Entropic contribution to phenotype fitness Articles uri icon

publication date

  • August 2023


  • 34


  • 56


  • All possible phenotypes are not equally accessible to evolving populations. In fact, only phenotypes of large size, i.e. those resulting from many different genotypes, are found in populations of sequences, presumably because they are easier to discover and maintain. Genotypes that map to these phenotypes usually form mostly connected genotype networks that percolate the space of sequences, thus guaranteeing access to a large set of alternative phenotypes. Within a given environment, where specific phenotypic traits become relevant for adaptation, the replicative ability of a phenotype and its overall fitness (in competition experiments with alternative phenotypes) can be estimated. Two primary questions arise: how do phenotype size, reproductive capability and topology of the genotype network affect the fitness of a phenotype? And, assuming that evolution is only able to access large phenotypes, what is the range of unattainable fitness values? In order to address these questions, we quantify the adaptive advantage of phenotypes of varying size and spectral radius in a two-peak landscape.
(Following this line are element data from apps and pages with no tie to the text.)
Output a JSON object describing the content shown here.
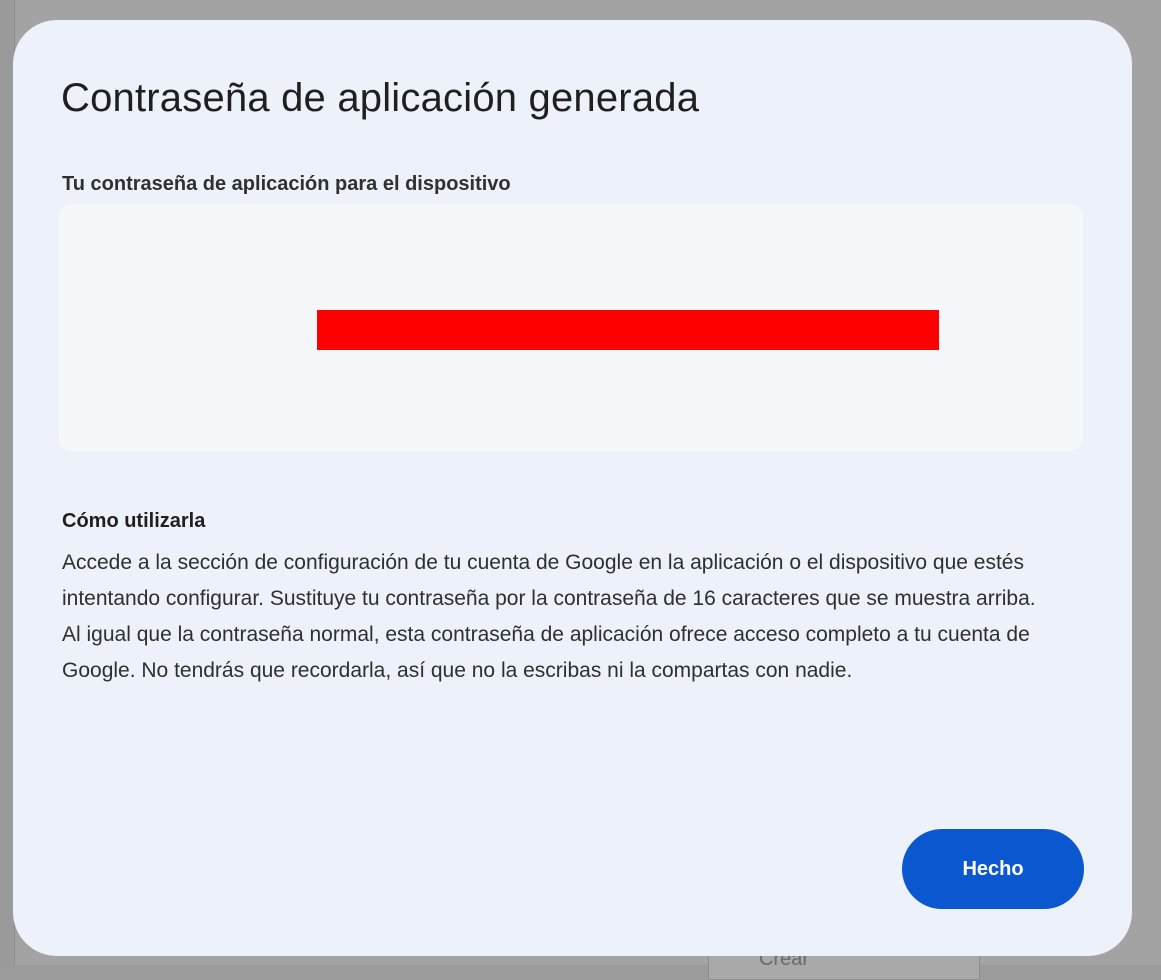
{
  "background": {
    "partial_button_label": "Crear"
  },
  "dialog": {
    "title": "Contraseña de aplicación generada",
    "password_section_label": "Tu contraseña de aplicación para el dispositivo",
    "password_value": "",
    "howto": {
      "heading": "Cómo utilizarla",
      "paragraphs": [
        "Accede a la sección de configuración de tu cuenta de Google en la aplicación o el dispositivo que estés intentando configurar. Sustituye tu contraseña por la contraseña de 16 caracteres que se muestra arriba.",
        "Al igual que la contraseña normal, esta contraseña de aplicación ofrece acceso completo a tu cuenta de Google. No tendrás que recordarla, así que no la escribas ni la compartas con nadie."
      ]
    },
    "done_button_label": "Hecho"
  },
  "colors": {
    "primary_button": "#0b57d0",
    "dialog_background": "#edf1fa",
    "password_box_background": "#f4f8fb",
    "redaction": "#ff0000"
  }
}
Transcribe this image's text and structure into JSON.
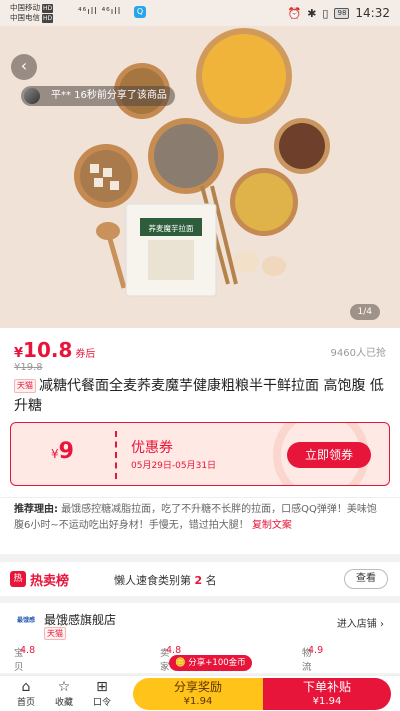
{
  "status_bar": {
    "carrier1": "中国移动",
    "carrier2": "中国电信",
    "hd": "HD",
    "signal": "⁴⁶ıll ⁴⁶ıll",
    "battery": "98",
    "time": "14:32"
  },
  "hero": {
    "share_text": "平** 16秒前分享了该商品",
    "page_indicator": "1/4",
    "package_label": "荞麦魔芋拉面",
    "bg_color": "#f0e2d6"
  },
  "product": {
    "currency": "¥",
    "price": "10.8",
    "price_tag": "券后",
    "original_price": "¥19.8",
    "sold": "9460人已抢",
    "tmall_badge": "天猫",
    "title": "减糖代餐面全麦荞麦魔芋健康粗粮半干鲜拉面 高饱腹 低升糖"
  },
  "coupon": {
    "currency": "¥",
    "amount": "9",
    "title": "优惠券",
    "dates": "05月29日-05月31日",
    "claim_label": "立即领券",
    "accent": "#e8153a"
  },
  "recommend": {
    "label": "推荐理由:",
    "text": "最饿感控糖减脂拉面，吃了不升糖不长胖的拉面，口感QQ弹弹！美味饱腹6小时~不运动吃出好身材！手慢无，错过拍大腿！",
    "copy_label": "复制文案"
  },
  "hot_list": {
    "title": "热卖榜",
    "text_prefix": "懒人速食类别第",
    "rank": "2",
    "text_suffix": "名",
    "view_label": "查看"
  },
  "store": {
    "logo": "最饿感",
    "name": "最饿感旗舰店",
    "tmall_badge": "天猫",
    "enter_label": "进入店铺",
    "scores": [
      {
        "label": "宝贝描述",
        "value": "4.8"
      },
      {
        "label": "卖家服务",
        "value": "4.8"
      },
      {
        "label": "物流服务",
        "value": "4.9"
      }
    ]
  },
  "bottom_bar": {
    "nav": [
      {
        "label": "首页",
        "icon": "home-icon"
      },
      {
        "label": "收藏",
        "icon": "star-icon"
      },
      {
        "label": "口令",
        "icon": "token-icon"
      }
    ],
    "coin_pill": "分享+100金币",
    "share_label": "分享奖励",
    "share_value": "¥1.94",
    "buy_label": "下单补贴",
    "buy_value": "¥1.94"
  }
}
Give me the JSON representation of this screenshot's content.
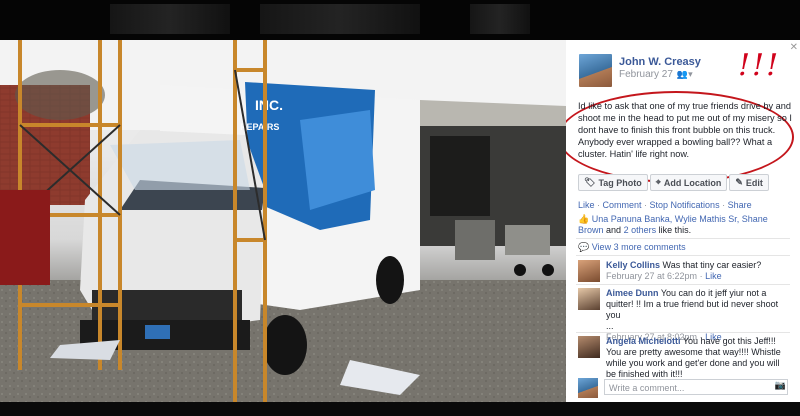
{
  "post": {
    "author": "John W. Creasy",
    "date": "February 27",
    "privacy_icon": "friends-icon",
    "annotation": "!!!",
    "text": "Id like to ask that one of my true friends drive by and shoot me in the head to put me out of my misery so I dont have to finish this front bubble on this truck. Anybody ever wrapped a bowling ball?? What a cluster. Hatin' life right now."
  },
  "actions": {
    "tag_photo": "Tag Photo",
    "add_location": "Add Location",
    "edit": "Edit"
  },
  "links": {
    "like": "Like",
    "comment": "Comment",
    "stop_notifications": "Stop Notifications",
    "share": "Share",
    "sep": " · "
  },
  "likes": {
    "names": "Una Panuna Banka, Wylie Mathis Sr, Shane Brown",
    "and": "and",
    "others": "2 others",
    "suffix": "like this."
  },
  "view_more": "View 3 more comments",
  "comments": [
    {
      "name": "Kelly Collins",
      "text": "Was that tiny car easier?",
      "time": "February 27 at 6:22pm",
      "like": "Like"
    },
    {
      "name": "Aimee Dunn",
      "text": "You can do it jeff yiur not a quitter! !! Im a true friend but id never shoot you",
      "extra": "...",
      "time": "February 27 at 8:02pm",
      "like": "Like"
    },
    {
      "name": "Angela Michelotti",
      "text": "You have got this Jeff!!! You are pretty awesome that way!!!! Whistle while you work and get'er done and you will be finished with it!!!",
      "time": "",
      "like": ""
    }
  ],
  "write_comment_placeholder": "Write a comment...",
  "colors": {
    "link": "#3b5998",
    "annotation": "#c4161c"
  }
}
We derive analytical relationships between the three variables (size, topology, and replicative ability) which are then tested through analysis of genotype-phenotype maps and simulations of population dynamics on such maps. Finally, we analytically show that the fraction of attainable phenotypes decreases with the length of the genotype, though its absolute number increases. The fact that most phenotypes are not visible to evolution very likely forbids the attainment of the highest peak in the landscape. Nevertheless, our results indicate that the relative fitness loss due to this limited accessibility is largely inconsequential for adaptation.


  • adaptive transitions; genotype networks; genotype-phenotype maps; phenotype size; replicator populations; rna folding; toylife